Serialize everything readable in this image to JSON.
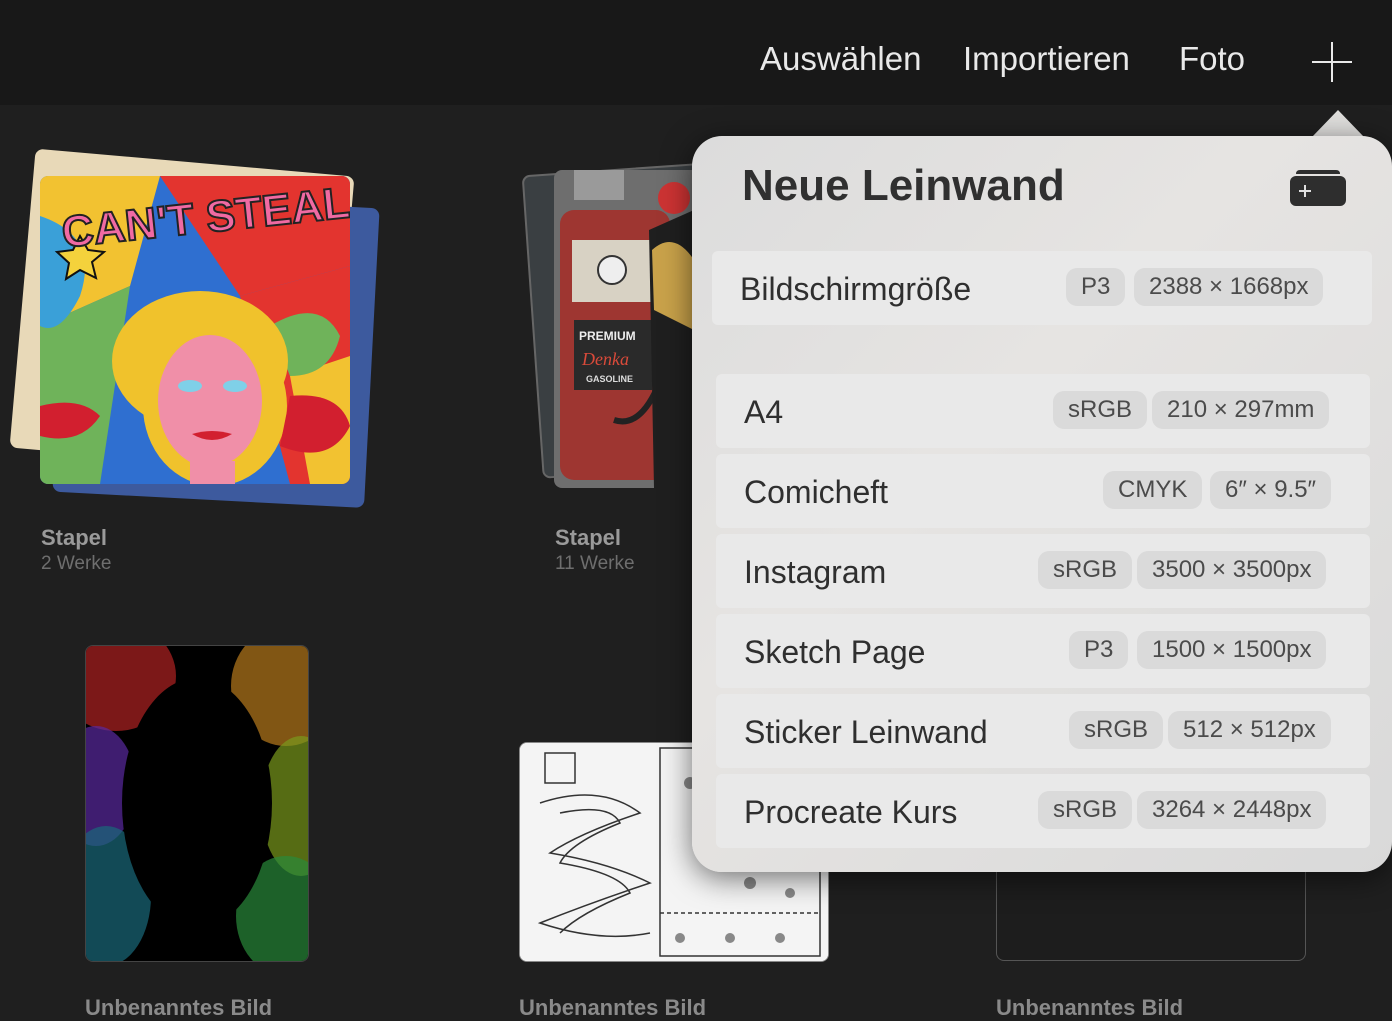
{
  "toolbar": {
    "select_label": "Auswählen",
    "import_label": "Importieren",
    "photo_label": "Foto"
  },
  "gallery": {
    "items": [
      {
        "title": "Stapel",
        "count": "2 Werke"
      },
      {
        "title": "Stapel",
        "count": "11 Werke"
      }
    ],
    "art_text": {
      "pop_art": "CAN'T STEAL ME LOVE",
      "pump_top": "PREMIUM",
      "pump_brand": "Denka",
      "pump_sub": "GASOLINE"
    },
    "cut_titles": [
      "Unbenanntes Bild",
      "Unbenanntes Bild",
      "Unbenanntes Bild"
    ]
  },
  "popover": {
    "title": "Neue Leinwand",
    "presets": [
      {
        "name": "Bildschirmgröße",
        "color": "P3",
        "size": "2388 × 1668px"
      },
      {
        "name": "A4",
        "color": "sRGB",
        "size": "210 × 297mm"
      },
      {
        "name": "Comicheft",
        "color": "CMYK",
        "size": "6″ × 9.5″"
      },
      {
        "name": "Instagram",
        "color": "sRGB",
        "size": "3500 × 3500px"
      },
      {
        "name": "Sketch Page",
        "color": "P3",
        "size": "1500 × 1500px"
      },
      {
        "name": "Sticker Leinwand",
        "color": "sRGB",
        "size": "512 × 512px"
      },
      {
        "name": "Procreate Kurs",
        "color": "sRGB",
        "size": "3264 × 2448px"
      }
    ]
  }
}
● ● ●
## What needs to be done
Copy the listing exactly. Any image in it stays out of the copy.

## Result of this task
Serialize everything readable in this image to JSON.
{
  "toolbar": {
    "select_label": "Auswählen",
    "import_label": "Importieren",
    "photo_label": "Foto"
  },
  "gallery": {
    "items": [
      {
        "title": "Stapel",
        "count": "2 Werke"
      },
      {
        "title": "Stapel",
        "count": "11 Werke"
      }
    ],
    "art_text": {
      "pop_art": "CAN'T STEAL ME LOVE",
      "pump_top": "PREMIUM",
      "pump_brand": "Denka",
      "pump_sub": "GASOLINE"
    },
    "cut_titles": [
      "Unbenanntes Bild",
      "Unbenanntes Bild",
      "Unbenanntes Bild"
    ]
  },
  "popover": {
    "title": "Neue Leinwand",
    "presets": [
      {
        "name": "Bildschirmgröße",
        "color": "P3",
        "size": "2388 × 1668px"
      },
      {
        "name": "A4",
        "color": "sRGB",
        "size": "210 × 297mm"
      },
      {
        "name": "Comicheft",
        "color": "CMYK",
        "size": "6″ × 9.5″"
      },
      {
        "name": "Instagram",
        "color": "sRGB",
        "size": "3500 × 3500px"
      },
      {
        "name": "Sketch Page",
        "color": "P3",
        "size": "1500 × 1500px"
      },
      {
        "name": "Sticker Leinwand",
        "color": "sRGB",
        "size": "512 × 512px"
      },
      {
        "name": "Procreate Kurs",
        "color": "sRGB",
        "size": "3264 × 2448px"
      }
    ]
  }
}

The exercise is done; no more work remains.